◆ Exercise brief ◆
Scan the data below and give the number of lines that include the word "title", with no other words.

◆ Data for analysis ◆
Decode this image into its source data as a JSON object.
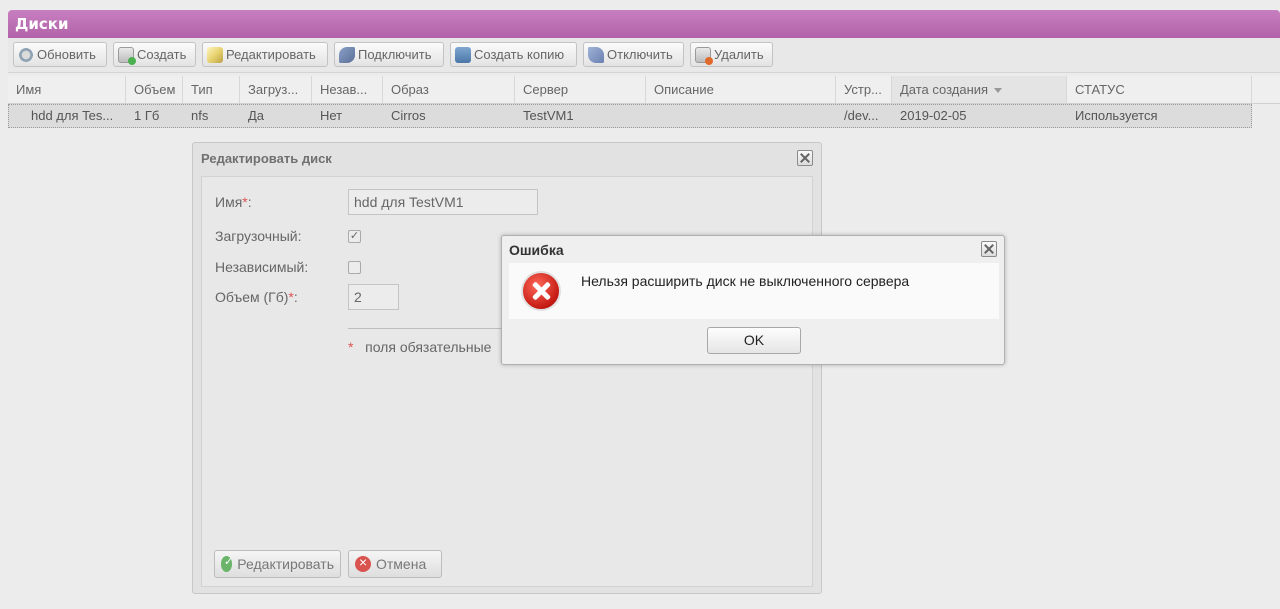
{
  "panel": {
    "title": "Диски"
  },
  "toolbar": {
    "refresh": "Обновить",
    "create": "Создать",
    "edit": "Редактировать",
    "connect": "Подключить",
    "copy": "Создать копию",
    "disconnect": "Отключить",
    "delete": "Удалить"
  },
  "table": {
    "columns": [
      "Имя",
      "Объем",
      "Тип",
      "Загруз...",
      "Незав...",
      "Образ",
      "Сервер",
      "Описание",
      "Устр...",
      "Дата создания",
      "СТАТУС"
    ],
    "rows": [
      [
        "hdd для Tes...",
        "1 Гб",
        "nfs",
        "Да",
        "Нет",
        "Cirros",
        "TestVM1",
        "",
        "/dev...",
        "2019-02-05",
        "Используется"
      ]
    ]
  },
  "edit_dialog": {
    "title": "Редактировать диск",
    "name_label": "Имя",
    "name_value": "hdd для TestVM1",
    "boot_label": "Загрузочный:",
    "boot_checked": true,
    "independent_label": "Независимый:",
    "independent_checked": false,
    "size_label": "Объем (Гб)",
    "size_value": "2",
    "colon": ":",
    "required_mark": "*",
    "required_note": "поля обязательные",
    "save_label": "Редактировать",
    "cancel_label": "Отмена"
  },
  "error_dialog": {
    "title": "Ошибка",
    "message": "Нельзя расширить диск не выключенного сервера",
    "ok_label": "OK"
  },
  "colors": {
    "header_accent": "#b262a8",
    "error_red": "#c41a12"
  }
}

◆ Finished exercise ◆
3